  • 21 February 2018


I, Tonya (MA). Director: Craig Gillespie. Starring: Margot Robbie, Sebastian Stan, Allison Janney, Julianne Nicholson, Paul Walter Hauser, Bobby Cannavale. 119 minutes

Any Australian who'd own up to watching Neighbours during the late noughties (hey, we all need to rest our brains from time to time) may have felt a pang of pride in recent years at seeing Ramsay Street alumnus Margot Robbie's ascent to the heights of acclaimed Hollywood lead.

True, there's a touch of uncanny-valley in seeing her face awkwardly superimposed onto the body of a stunt double as she portrays former US figure skater Tonya Harding in action. But it doesn't diminish her skill in bringing to the screen this bizarre, emotionally charged true(ish) story.

Fellow Australian Gillespie has made a compelling mishmash of the saga, acknowledging via introductory title card that the film is based on 'unironic' and 'contradictory' testimony by the key players.

He combines mockumentary style talking heads with fourth-wall-breaking recreations of the events leading up to, and following, the kneecapping of Harding's skating archrival Nancy Kerrigan weeks prior to the 1994 Winter Olympics. As a film it is both shocking and hilarious, though if you're looking for concrete answers, you're looking in the wrong place.

What Gillespie gives us instead is a portrait of a sympathetic antihero, exquisitely rendered by Robbie, whose rough and 'redneck' manner (her word) stands in contrast to her profound abilities, and at odds with the gentility of her chosen sport.

Her farcical mantra 'It wasn't my fault' whenever things go wrong is given weight by a portrayal of serial abuse: by Harding's mother (Janney), and Harding's husband Jeff Gillooly (Stan), who helped plan 'the incident' that earned Harding the wrath of the tabloids and put her career on ice.

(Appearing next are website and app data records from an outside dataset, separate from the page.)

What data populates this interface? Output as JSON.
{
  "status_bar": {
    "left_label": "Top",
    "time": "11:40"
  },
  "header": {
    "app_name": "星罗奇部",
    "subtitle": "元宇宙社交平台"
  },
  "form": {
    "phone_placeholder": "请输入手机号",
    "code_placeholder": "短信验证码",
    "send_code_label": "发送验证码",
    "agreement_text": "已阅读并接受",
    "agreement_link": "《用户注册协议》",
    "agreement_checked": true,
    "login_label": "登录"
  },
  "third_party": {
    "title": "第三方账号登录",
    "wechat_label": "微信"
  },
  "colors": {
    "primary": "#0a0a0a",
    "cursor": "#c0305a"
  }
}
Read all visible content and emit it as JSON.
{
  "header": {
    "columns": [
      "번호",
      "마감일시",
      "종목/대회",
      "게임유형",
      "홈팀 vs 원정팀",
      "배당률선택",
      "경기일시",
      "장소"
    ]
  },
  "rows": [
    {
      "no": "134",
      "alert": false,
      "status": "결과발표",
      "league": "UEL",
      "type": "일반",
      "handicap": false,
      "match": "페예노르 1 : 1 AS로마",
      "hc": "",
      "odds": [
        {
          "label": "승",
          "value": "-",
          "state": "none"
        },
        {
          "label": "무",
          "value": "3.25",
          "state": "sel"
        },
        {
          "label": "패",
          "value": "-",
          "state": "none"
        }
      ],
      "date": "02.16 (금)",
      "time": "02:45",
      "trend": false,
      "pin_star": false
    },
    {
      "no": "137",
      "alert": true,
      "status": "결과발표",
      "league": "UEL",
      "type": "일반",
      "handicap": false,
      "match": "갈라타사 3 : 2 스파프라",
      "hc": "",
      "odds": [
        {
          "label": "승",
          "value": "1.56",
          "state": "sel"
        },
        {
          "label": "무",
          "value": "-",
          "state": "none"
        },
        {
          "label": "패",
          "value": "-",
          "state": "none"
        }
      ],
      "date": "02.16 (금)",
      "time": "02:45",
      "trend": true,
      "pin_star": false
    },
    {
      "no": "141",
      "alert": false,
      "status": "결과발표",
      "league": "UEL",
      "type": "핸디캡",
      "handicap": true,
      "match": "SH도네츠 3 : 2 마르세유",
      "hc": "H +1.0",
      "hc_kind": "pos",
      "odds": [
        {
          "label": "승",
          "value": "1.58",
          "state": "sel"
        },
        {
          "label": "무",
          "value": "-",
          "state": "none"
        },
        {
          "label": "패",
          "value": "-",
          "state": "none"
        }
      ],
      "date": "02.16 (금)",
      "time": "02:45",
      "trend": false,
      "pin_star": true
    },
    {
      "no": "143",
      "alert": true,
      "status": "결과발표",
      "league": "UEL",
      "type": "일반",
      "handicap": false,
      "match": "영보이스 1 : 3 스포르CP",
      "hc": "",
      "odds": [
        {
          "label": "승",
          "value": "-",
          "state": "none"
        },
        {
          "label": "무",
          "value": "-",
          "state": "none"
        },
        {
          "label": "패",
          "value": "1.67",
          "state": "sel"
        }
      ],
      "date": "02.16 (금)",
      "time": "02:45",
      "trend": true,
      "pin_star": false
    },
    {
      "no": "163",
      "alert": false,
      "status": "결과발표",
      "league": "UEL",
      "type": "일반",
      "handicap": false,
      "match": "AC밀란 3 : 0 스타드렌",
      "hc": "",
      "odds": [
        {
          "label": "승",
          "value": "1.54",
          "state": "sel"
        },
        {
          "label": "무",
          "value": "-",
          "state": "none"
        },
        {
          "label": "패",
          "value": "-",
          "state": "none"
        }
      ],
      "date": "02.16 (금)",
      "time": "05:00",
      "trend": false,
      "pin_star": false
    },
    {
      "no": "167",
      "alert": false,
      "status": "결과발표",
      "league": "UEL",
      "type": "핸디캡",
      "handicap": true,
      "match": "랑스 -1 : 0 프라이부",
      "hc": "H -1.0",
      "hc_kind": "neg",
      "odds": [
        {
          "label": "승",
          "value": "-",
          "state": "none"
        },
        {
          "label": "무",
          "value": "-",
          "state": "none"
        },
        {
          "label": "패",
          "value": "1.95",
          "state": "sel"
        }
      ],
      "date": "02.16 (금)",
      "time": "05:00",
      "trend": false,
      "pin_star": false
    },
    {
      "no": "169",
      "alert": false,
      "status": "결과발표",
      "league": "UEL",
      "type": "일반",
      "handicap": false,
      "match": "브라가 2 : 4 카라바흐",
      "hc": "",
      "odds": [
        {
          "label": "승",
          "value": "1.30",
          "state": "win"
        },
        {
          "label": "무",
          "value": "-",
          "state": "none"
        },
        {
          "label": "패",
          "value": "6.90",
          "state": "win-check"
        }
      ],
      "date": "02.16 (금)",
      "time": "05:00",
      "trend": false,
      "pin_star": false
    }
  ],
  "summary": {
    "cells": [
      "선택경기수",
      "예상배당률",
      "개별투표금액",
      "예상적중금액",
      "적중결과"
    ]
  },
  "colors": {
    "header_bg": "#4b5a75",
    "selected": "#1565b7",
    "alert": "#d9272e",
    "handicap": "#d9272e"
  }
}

"Explicitly, I, Tonya puts the viewer in the role of voyeuristic tabloid readers who need someone to hate as much as they need someone to love."


The abusers are not limited to those who knew Harding intimately. Explicitly, I, Tonya (for which Robbie served as a producer as well as star) puts the viewer in the role of voyeuristic tabloid readers; of celebrity-hungry 'Americans' (easily transposed as all western consumers of news media) who need someone to hate as much as they need someone to love.

Gold Coast raised Robbie displays a knack for morphing her sunny surfer-girl looks into grimaces of fury or devastating self-loathing, in defiance of her (and Harding's) audience's scandal-hungry gaze.

The film places front and centre